We start reading about Leo Demidov in the past, and learn how Leo and his wife Raise first met and fell in love. Set in the 1950s, it is a story about love at first sight and rejection by Raisa. But they end up together anyway… Leo in the mean time is a member of the Russian secret police and in training to interpretate secret messages in diaries. In that same first part we get introduced to a black American singer Jesse Austin, who will play a big part in the tragedy of the Peace Tour in 1965. The two plots are brought together by a concert the singer gives in Russia (Jesse Austin is a Communist).
In 1965 he is no longer a secret agent. His wife Raisa and daughters Zoya and Elena travel to New York to be part of a Peace Tour, but he is forbidden to travel along with his family. Leo suspects something, but he cannot protect them as he is on the other side of the world. They end up being caught up in a conspiracy which ends in a tragedy, but Leo was never allowed by the Soviet government to investigate what really happened. But he never ceases to search for justice and has to face his memories and ghosts of the past…
Leo never stops his quest for justice, and we follow him to 1980. He is now an adviser in Afghanistan, a country controlled by the Soviet Union. He cannot stand facing his feelings, so he drowns them in opium. He has a new trainee, a young Afghan girl who is enthusiastic about the new world the Soviets have to offer. But he knows from experience that that enthusiasm will soon change as she realizes what is really going on.

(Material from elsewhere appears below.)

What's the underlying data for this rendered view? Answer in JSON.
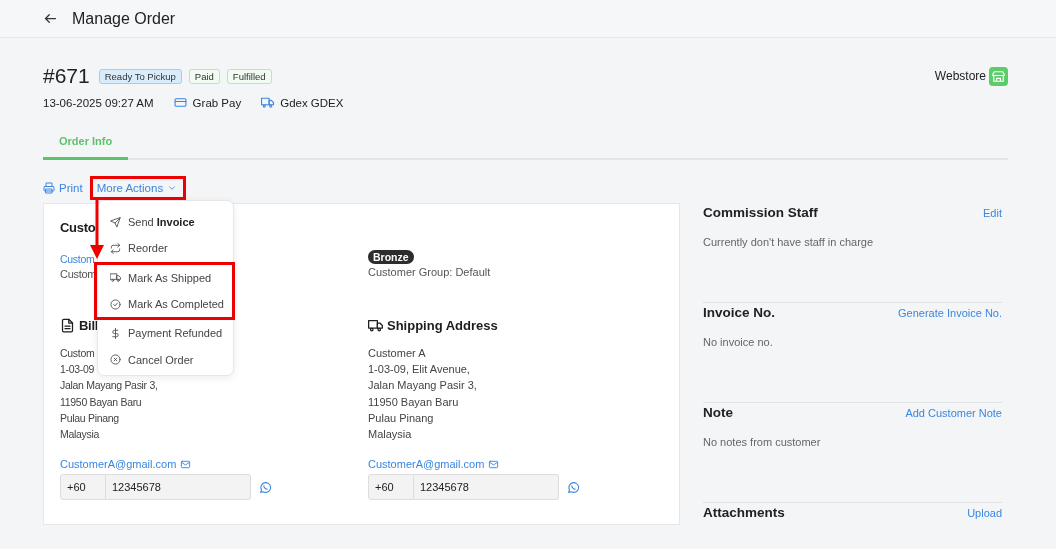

Like I said before, I just felt like something was missing while reading Agent 6. I couldn’t get into the story and the end definitely wasn’t satisfactory. I wish I would have enjoyed this final book of the Leo Demidov trilogy since I’ve heard great things about the previous books… But I didn’t, and I definitely wouldn’t recommend reading it unless you’ve read the first two book and don’t like to leave trilogies unfinished.